A lawyer can have two roles: he can be a legal adviser, or help settle disputes.
In my actions as a legal adviser in the packaging industry, I give consult to companies and professional organisations on certain issues. For example, “What does indirect contact mean when it comes to materials in contact with foodstuff?”. Legal disputes are far less frequent. In the business world, “bad talks are better than a good war”, unless the financial stakes are extremely high. Like in the “mandrel affair” when Eco-Emballages sued 18 companies to claim over €40 million in unpaid eco-tax.
What are your clients’ main packaging-related concerns?
I’m often asked about the ANIA-CLIFE declaration of compliance: “Is it mandatory?”, “How can we justify of our packaging’s compliance without investing significant funds into analysis?”.
In the past 18 months, I’ve been asked more and more often about the different logos which can be seen on packaging: What does the “e” stand for? Are we required to feature the Triman logo? What about the Tidyman logo?”. And so on.
I also handle files regarding ecodesign and eco-tax.
You’ve been playing an active role in the CNE’s activities (Working Groups, etc.) for a while now.
What is your takeaway from this collaboration?
Sharing so much knowledge. Friendly and capable experts. The CNE is a dynamic organisation; they never stop setting up Working Groups! Sometimes we ask ourselves strange questions with no obvious link to the packaging industry, like “Can milk be bought on a farm?”. The answer is yes, but I can’t remember why I was asked to confirm that.
According to you, what are the highlights of these Working Groups?
The effort to produce concise and to-the-point documents which reflect a unanimous consensus from all the participants.
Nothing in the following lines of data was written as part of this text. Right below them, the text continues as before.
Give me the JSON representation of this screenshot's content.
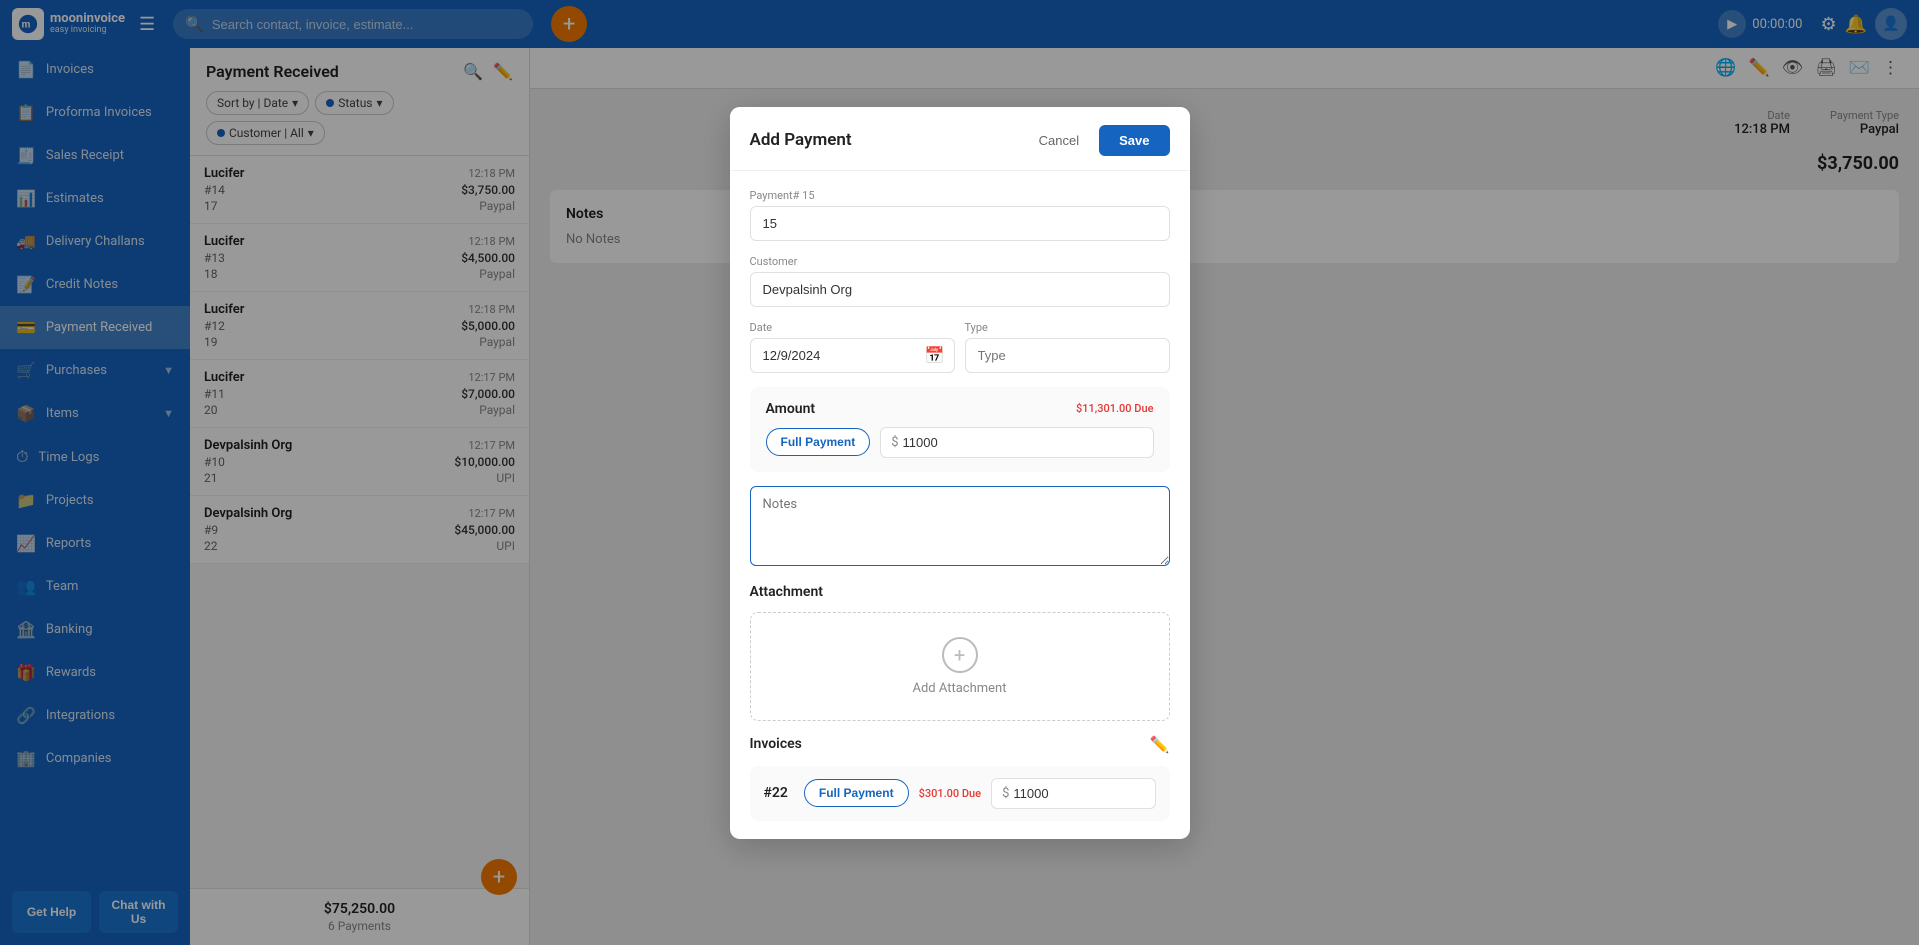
{
  "app": {
    "name": "mooninvoice",
    "tagline": "easy invoicing"
  },
  "topnav": {
    "search_placeholder": "Search contact, invoice, estimate...",
    "timer": "00:00:00",
    "add_btn_label": "+"
  },
  "sidebar": {
    "items": [
      {
        "id": "invoices",
        "label": "Invoices",
        "icon": "📄",
        "active": false
      },
      {
        "id": "proforma-invoices",
        "label": "Proforma Invoices",
        "icon": "📋",
        "active": false
      },
      {
        "id": "sales-receipt",
        "label": "Sales Receipt",
        "icon": "🧾",
        "active": false
      },
      {
        "id": "estimates",
        "label": "Estimates",
        "icon": "📊",
        "active": false
      },
      {
        "id": "delivery-challans",
        "label": "Delivery Challans",
        "icon": "🚚",
        "active": false
      },
      {
        "id": "credit-notes",
        "label": "Credit Notes",
        "icon": "📝",
        "active": false
      },
      {
        "id": "payment-received",
        "label": "Payment Received",
        "icon": "💳",
        "active": true
      },
      {
        "id": "purchases",
        "label": "Purchases",
        "icon": "🛒",
        "active": false,
        "has_sub": true
      },
      {
        "id": "items",
        "label": "Items",
        "icon": "📦",
        "active": false,
        "has_sub": true
      },
      {
        "id": "time-logs",
        "label": "Time Logs",
        "icon": "⏱",
        "active": false
      },
      {
        "id": "projects",
        "label": "Projects",
        "icon": "📁",
        "active": false
      },
      {
        "id": "reports",
        "label": "Reports",
        "icon": "📈",
        "active": false
      },
      {
        "id": "team",
        "label": "Team",
        "icon": "👥",
        "active": false
      },
      {
        "id": "banking",
        "label": "Banking",
        "icon": "🏦",
        "active": false
      },
      {
        "id": "rewards",
        "label": "Rewards",
        "icon": "🎁",
        "active": false
      },
      {
        "id": "integrations",
        "label": "Integrations",
        "icon": "🔗",
        "active": false
      },
      {
        "id": "companies",
        "label": "Companies",
        "icon": "🏢",
        "active": false
      }
    ],
    "buttons": {
      "help": "Get Help",
      "chat": "Chat with Us"
    }
  },
  "list_panel": {
    "title": "Payment Received",
    "filters": [
      {
        "label": "Sort by | Date",
        "has_dot": false
      },
      {
        "label": "Status",
        "has_dot": true
      },
      {
        "label": "Customer | All",
        "has_dot": true
      }
    ],
    "items": [
      {
        "name": "Lucifer",
        "time": "12:18 PM",
        "id": "#14",
        "amount": "$3,750.00",
        "method": "Paypal",
        "row2_id": "17"
      },
      {
        "name": "Lucifer",
        "time": "12:18 PM",
        "id": "#13",
        "amount": "$4,500.00",
        "method": "Paypal",
        "row2_id": "18"
      },
      {
        "name": "Lucifer",
        "time": "12:18 PM",
        "id": "#12",
        "amount": "$5,000.00",
        "method": "Paypal",
        "row2_id": "19"
      },
      {
        "name": "Lucifer",
        "time": "12:17 PM",
        "id": "#11",
        "amount": "$7,000.00",
        "method": "Paypal",
        "row2_id": "20"
      },
      {
        "name": "Devpalsinh Org",
        "time": "12:17 PM",
        "id": "#10",
        "amount": "$10,000.00",
        "method": "UPI",
        "row2_id": "21"
      },
      {
        "name": "Devpalsinh Org",
        "time": "12:17 PM",
        "id": "#9",
        "amount": "$45,000.00",
        "method": "UPI",
        "row2_id": "22"
      }
    ],
    "footer_total": "$75,250.00",
    "footer_sub": "6 Payments"
  },
  "detail_panel": {
    "toolbar_icons": [
      "globe",
      "edit",
      "eye",
      "print",
      "email",
      "more"
    ],
    "info": {
      "date_label": "Date",
      "date_value": "12:18 PM",
      "payment_type_label": "Payment Type",
      "payment_type_value": "Paypal"
    },
    "amount": "$3,750.00",
    "notes_title": "Notes",
    "notes_empty": "No Notes"
  },
  "modal": {
    "title": "Add Payment",
    "cancel_label": "Cancel",
    "save_label": "Save",
    "fields": {
      "payment_number_label": "Payment# 15",
      "payment_number_value": "15",
      "customer_label": "Customer",
      "customer_value": "Devpalsinh Org",
      "date_label": "Date",
      "date_value": "12/9/2024",
      "type_label": "Type",
      "type_value": "",
      "amount_label": "Amount",
      "full_payment_label": "Full Payment",
      "due_amount": "$11,301.00 Due",
      "amount_symbol": "$",
      "amount_value": "11000",
      "notes_placeholder": "Notes",
      "attachment_label": "Attachment",
      "add_attachment_label": "Add Attachment",
      "invoices_label": "Invoices",
      "invoice_id": "#22",
      "invoice_due": "$301.00 Due",
      "invoice_amount_symbol": "$",
      "invoice_amount_value": "11000"
    }
  }
}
Everyone wants to see its view on packaging in the final document, but every participant accepts that it has to be consistent above all else.
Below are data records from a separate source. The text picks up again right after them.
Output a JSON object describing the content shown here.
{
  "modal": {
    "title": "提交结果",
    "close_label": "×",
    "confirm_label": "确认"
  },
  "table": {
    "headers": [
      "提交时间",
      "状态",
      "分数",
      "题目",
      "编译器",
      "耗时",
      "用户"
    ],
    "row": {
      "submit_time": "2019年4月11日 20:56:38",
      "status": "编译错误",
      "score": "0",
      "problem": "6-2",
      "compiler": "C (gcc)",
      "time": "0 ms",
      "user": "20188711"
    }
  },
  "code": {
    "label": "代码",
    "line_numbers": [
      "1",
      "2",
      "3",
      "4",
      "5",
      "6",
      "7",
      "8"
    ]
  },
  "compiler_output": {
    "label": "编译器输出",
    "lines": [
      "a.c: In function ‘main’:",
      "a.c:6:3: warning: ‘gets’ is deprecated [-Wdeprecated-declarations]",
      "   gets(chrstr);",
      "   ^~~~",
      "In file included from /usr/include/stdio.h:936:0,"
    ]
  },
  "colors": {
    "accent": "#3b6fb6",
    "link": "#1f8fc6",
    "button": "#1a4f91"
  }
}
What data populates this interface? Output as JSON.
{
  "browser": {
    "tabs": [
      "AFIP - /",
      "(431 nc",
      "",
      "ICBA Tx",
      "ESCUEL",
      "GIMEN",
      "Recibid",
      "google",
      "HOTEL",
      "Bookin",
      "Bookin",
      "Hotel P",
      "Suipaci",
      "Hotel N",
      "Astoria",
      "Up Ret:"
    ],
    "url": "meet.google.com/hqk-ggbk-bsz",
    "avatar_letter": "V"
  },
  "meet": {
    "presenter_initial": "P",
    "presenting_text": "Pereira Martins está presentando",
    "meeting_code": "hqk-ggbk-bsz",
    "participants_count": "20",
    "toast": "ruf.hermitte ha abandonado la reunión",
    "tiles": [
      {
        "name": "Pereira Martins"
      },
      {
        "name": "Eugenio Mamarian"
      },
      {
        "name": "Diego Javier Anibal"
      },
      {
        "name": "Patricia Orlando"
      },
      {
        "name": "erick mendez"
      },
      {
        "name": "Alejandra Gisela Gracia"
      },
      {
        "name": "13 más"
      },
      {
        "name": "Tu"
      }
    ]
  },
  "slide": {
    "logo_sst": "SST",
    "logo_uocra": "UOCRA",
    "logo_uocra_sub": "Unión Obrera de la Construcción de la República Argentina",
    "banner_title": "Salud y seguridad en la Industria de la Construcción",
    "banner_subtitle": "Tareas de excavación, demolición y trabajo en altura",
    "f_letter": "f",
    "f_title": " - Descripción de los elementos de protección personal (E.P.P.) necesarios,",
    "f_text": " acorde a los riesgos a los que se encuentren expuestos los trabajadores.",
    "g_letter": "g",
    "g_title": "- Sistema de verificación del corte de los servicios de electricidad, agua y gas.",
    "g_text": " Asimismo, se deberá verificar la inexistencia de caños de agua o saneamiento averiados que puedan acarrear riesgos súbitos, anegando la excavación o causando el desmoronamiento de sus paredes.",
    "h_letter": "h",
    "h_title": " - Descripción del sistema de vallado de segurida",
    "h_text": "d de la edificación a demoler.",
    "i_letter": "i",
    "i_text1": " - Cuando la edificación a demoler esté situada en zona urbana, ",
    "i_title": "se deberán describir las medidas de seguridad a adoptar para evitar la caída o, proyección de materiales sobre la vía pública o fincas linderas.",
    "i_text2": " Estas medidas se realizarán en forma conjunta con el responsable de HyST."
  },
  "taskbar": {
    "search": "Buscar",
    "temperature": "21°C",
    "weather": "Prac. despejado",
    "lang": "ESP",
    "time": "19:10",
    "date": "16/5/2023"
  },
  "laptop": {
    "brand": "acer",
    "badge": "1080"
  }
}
Do you have any topics to suggest for the CNE’s future works?
Packaging and composting.